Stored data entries
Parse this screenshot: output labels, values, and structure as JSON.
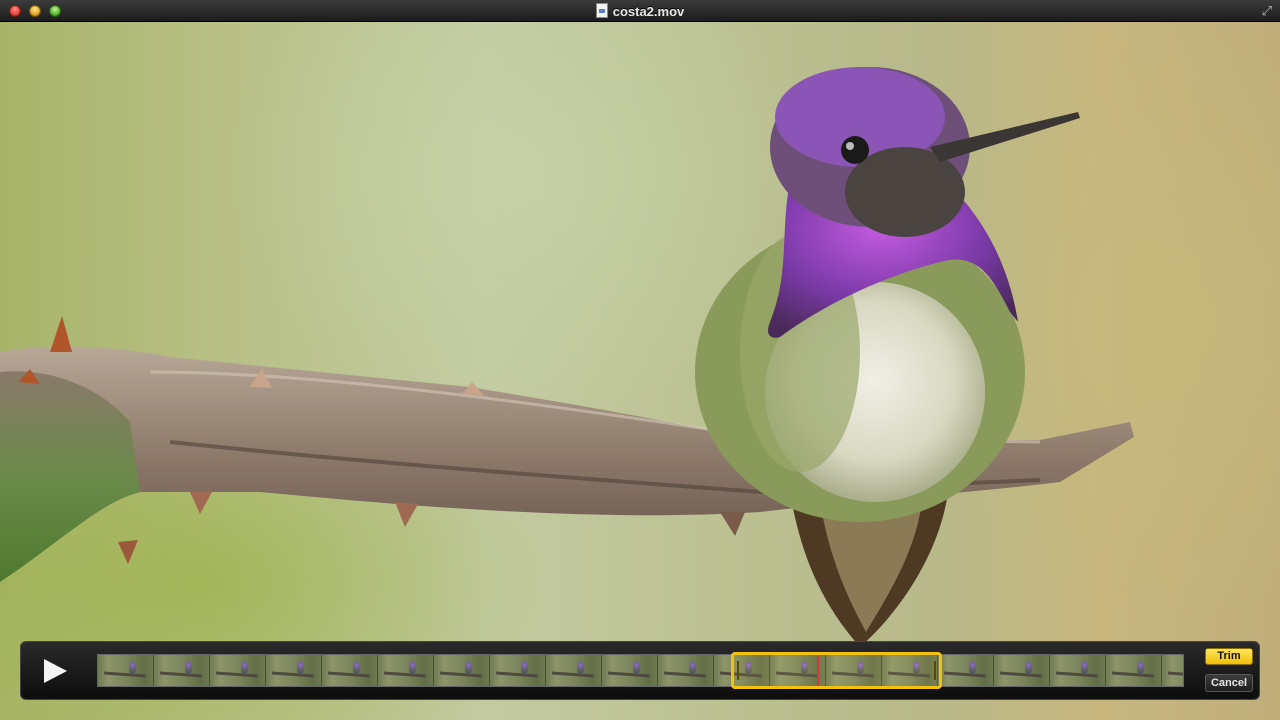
{
  "window": {
    "title": "costa2.mov"
  },
  "video": {
    "subject": "hummingbird-on-branch"
  },
  "controls": {
    "trim_label": "Trim",
    "cancel_label": "Cancel",
    "accent_color": "#f3c10f"
  },
  "icons": {
    "close": "close-button",
    "minimize": "minimize-button",
    "zoom": "zoom-button",
    "document": "document-icon",
    "fullscreen": "fullscreen-icon",
    "play": "play-icon"
  }
}
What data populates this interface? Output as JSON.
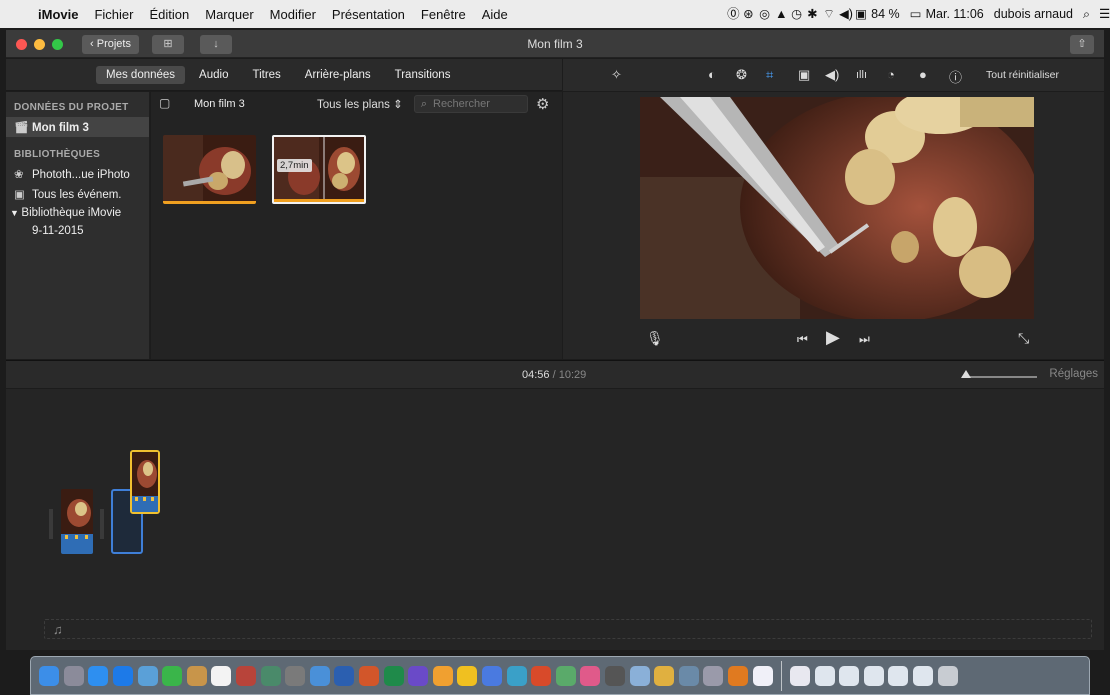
{
  "menubar": {
    "apple_icon": "apple-logo",
    "app_name": "iMovie",
    "items": [
      "Fichier",
      "Édition",
      "Marquer",
      "Modifier",
      "Présentation",
      "Fenêtre",
      "Aide"
    ],
    "battery": "84 %",
    "clock": "Mar. 11:06",
    "user": "dubois arnaud"
  },
  "window": {
    "title": "Mon film 3",
    "projects_button": "Projets"
  },
  "browser_tabs": [
    "Mes données",
    "Audio",
    "Titres",
    "Arrière-plans",
    "Transitions"
  ],
  "sidebar": {
    "project_header": "DONNÉES DU PROJET",
    "project_item": "Mon film 3",
    "libraries_header": "BIBLIOTHÈQUES",
    "library_items": [
      {
        "label": "Phototh...ue iPhoto",
        "icon": "photo-library-icon"
      },
      {
        "label": "Tous les événem.",
        "icon": "events-icon"
      }
    ],
    "imovie_library": "Bibliothèque iMovie",
    "event": "9-11-2015"
  },
  "browser": {
    "project_label": "Mon film 3",
    "filter": "Tous les plans",
    "search_placeholder": "Rechercher",
    "clip_duration_label": "2,7min"
  },
  "inspector": {
    "reset_label": "Tout réinitialiser"
  },
  "timeline": {
    "current": "04:56",
    "separator": "/",
    "total": "10:29",
    "settings_label": "Réglages",
    "zoom_level": 0.0
  }
}
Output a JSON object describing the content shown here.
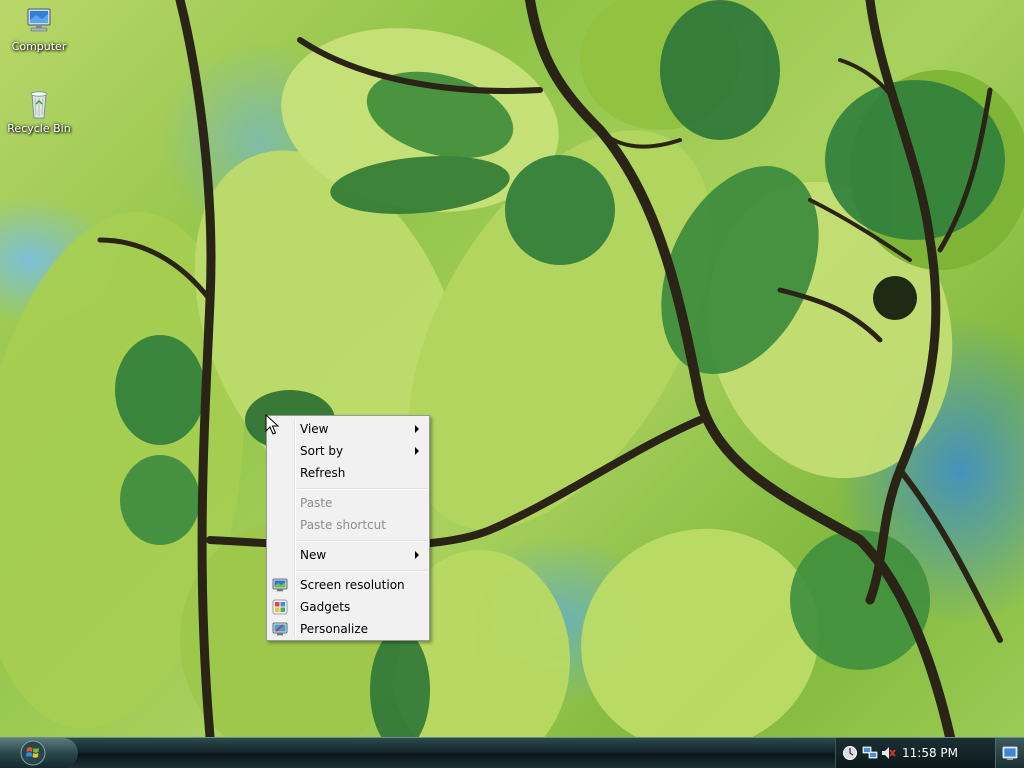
{
  "desktop": {
    "icons": [
      {
        "label": "Computer",
        "icon": "computer-icon"
      },
      {
        "label": "Recycle Bin",
        "icon": "recycle-bin-icon"
      }
    ]
  },
  "context_menu": {
    "items": [
      {
        "label": "View",
        "has_submenu": true,
        "enabled": true
      },
      {
        "label": "Sort by",
        "has_submenu": true,
        "enabled": true
      },
      {
        "label": "Refresh",
        "has_submenu": false,
        "enabled": true
      },
      {
        "label": "Paste",
        "has_submenu": false,
        "enabled": false
      },
      {
        "label": "Paste shortcut",
        "has_submenu": false,
        "enabled": false
      },
      {
        "label": "New",
        "has_submenu": true,
        "enabled": true
      },
      {
        "label": "Screen resolution",
        "icon": "screen-resolution-icon",
        "enabled": true
      },
      {
        "label": "Gadgets",
        "icon": "gadgets-icon",
        "enabled": true
      },
      {
        "label": "Personalize",
        "icon": "personalize-icon",
        "enabled": true
      }
    ]
  },
  "taskbar": {
    "start_icon": "windows-logo-icon",
    "tray_icons": [
      "action-center-icon",
      "network-icon",
      "volume-muted-icon"
    ],
    "clock": "11:58 PM",
    "show_desktop_icon": "show-desktop-icon"
  },
  "colors": {
    "menu_background": "#f1f1f1",
    "menu_border": "#979797",
    "disabled_text": "#8d8d8d",
    "taskbar": "#14262a"
  }
}
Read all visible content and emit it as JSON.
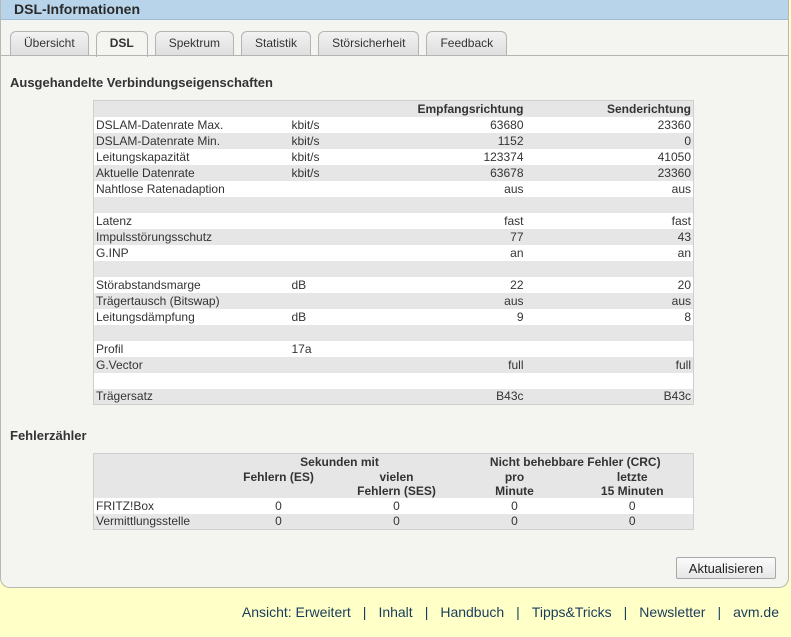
{
  "window": {
    "title": "DSL-Informationen"
  },
  "tabs": [
    "Übersicht",
    "DSL",
    "Spektrum",
    "Statistik",
    "Störsicherheit",
    "Feedback"
  ],
  "section1": {
    "title": "Ausgehandelte Verbindungseigenschaften",
    "headers": {
      "empfang": "Empfangsrichtung",
      "sende": "Senderichtung"
    },
    "rows": [
      {
        "label": "DSLAM-Datenrate Max.",
        "unit": "kbit/s",
        "rx": "63680",
        "tx": "23360"
      },
      {
        "label": "DSLAM-Datenrate Min.",
        "unit": "kbit/s",
        "rx": "1152",
        "tx": "0"
      },
      {
        "label": "Leitungskapazität",
        "unit": "kbit/s",
        "rx": "123374",
        "tx": "41050"
      },
      {
        "label": "Aktuelle Datenrate",
        "unit": "kbit/s",
        "rx": "63678",
        "tx": "23360"
      },
      {
        "label": "Nahtlose Ratenadaption",
        "unit": "",
        "rx": "aus",
        "tx": "aus"
      },
      {
        "label": "",
        "unit": "",
        "rx": "",
        "tx": ""
      },
      {
        "label": "Latenz",
        "unit": "",
        "rx": "fast",
        "tx": "fast"
      },
      {
        "label": "Impulsstörungsschutz",
        "unit": "",
        "rx": "77",
        "tx": "43"
      },
      {
        "label": "G.INP",
        "unit": "",
        "rx": "an",
        "tx": "an"
      },
      {
        "label": "",
        "unit": "",
        "rx": "",
        "tx": ""
      },
      {
        "label": "Störabstandsmarge",
        "unit": "dB",
        "rx": "22",
        "tx": "20"
      },
      {
        "label": "Trägertausch (Bitswap)",
        "unit": "",
        "rx": "aus",
        "tx": "aus"
      },
      {
        "label": "Leitungsdämpfung",
        "unit": "dB",
        "rx": "9",
        "tx": "8"
      },
      {
        "label": "",
        "unit": "",
        "rx": "",
        "tx": ""
      },
      {
        "label": "Profil",
        "unit": "17a",
        "rx": "",
        "tx": ""
      },
      {
        "label": "G.Vector",
        "unit": "",
        "rx": "full",
        "tx": "full"
      },
      {
        "label": "",
        "unit": "",
        "rx": "",
        "tx": ""
      },
      {
        "label": "Trägersatz",
        "unit": "",
        "rx": "B43c",
        "tx": "B43c"
      }
    ]
  },
  "section2": {
    "title": "Fehlerzähler",
    "group1": "Sekunden mit",
    "group2": "Nicht behebbare Fehler (CRC)",
    "col_es": "Fehlern (ES)",
    "col_ses_line1": "vielen",
    "col_ses_line2": "Fehlern (SES)",
    "col_pm_line1": "pro",
    "col_pm_line2": "Minute",
    "col_15_line1": "letzte",
    "col_15_line2": "15 Minuten",
    "rows": [
      {
        "label": "FRITZ!Box",
        "es": "0",
        "ses": "0",
        "pm": "0",
        "m15": "0"
      },
      {
        "label": "Vermittlungsstelle",
        "es": "0",
        "ses": "0",
        "pm": "0",
        "m15": "0"
      }
    ]
  },
  "buttons": {
    "refresh": "Aktualisieren"
  },
  "footer": [
    "Ansicht: Erweitert",
    "Inhalt",
    "Handbuch",
    "Tipps&Tricks",
    "Newsletter",
    "avm.de"
  ],
  "footer_sep": "|"
}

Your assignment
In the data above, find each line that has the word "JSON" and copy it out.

Task solution
Parse this screenshot: output labels, values, and structure as JSON.
What data populates this interface? Output as JSON.
Output a JSON object describing the content shown here.
Read all visible content and emit it as JSON.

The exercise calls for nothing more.